*Exercise description*.
Below are some records; find each line that carries the word "time" and copy it.

+++++

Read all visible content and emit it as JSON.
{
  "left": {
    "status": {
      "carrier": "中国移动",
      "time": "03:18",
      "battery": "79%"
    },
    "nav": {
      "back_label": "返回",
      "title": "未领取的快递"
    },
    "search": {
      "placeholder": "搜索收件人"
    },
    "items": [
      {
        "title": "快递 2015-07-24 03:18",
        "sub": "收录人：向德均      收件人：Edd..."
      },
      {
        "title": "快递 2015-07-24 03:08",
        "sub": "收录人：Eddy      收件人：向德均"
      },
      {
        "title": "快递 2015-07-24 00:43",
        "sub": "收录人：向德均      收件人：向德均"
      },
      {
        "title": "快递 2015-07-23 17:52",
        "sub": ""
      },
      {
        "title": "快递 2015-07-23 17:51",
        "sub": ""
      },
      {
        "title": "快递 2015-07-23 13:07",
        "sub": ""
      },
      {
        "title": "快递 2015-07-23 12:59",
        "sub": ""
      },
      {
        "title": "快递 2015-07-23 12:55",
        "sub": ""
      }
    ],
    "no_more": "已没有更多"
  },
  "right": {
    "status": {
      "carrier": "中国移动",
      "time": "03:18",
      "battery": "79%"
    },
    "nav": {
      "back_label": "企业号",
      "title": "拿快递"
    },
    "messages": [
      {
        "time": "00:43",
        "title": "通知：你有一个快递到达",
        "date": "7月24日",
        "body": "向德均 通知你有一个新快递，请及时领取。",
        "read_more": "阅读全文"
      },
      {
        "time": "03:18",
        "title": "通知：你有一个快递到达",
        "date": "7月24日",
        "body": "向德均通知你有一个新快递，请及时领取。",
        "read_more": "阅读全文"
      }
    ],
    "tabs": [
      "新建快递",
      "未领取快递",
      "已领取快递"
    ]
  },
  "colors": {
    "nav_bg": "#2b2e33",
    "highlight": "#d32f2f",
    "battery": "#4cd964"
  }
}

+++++

*Answer box*.
      "time": "03:18",
      "time": "03:18",
        "time": "00:43",
        "time": "03:18",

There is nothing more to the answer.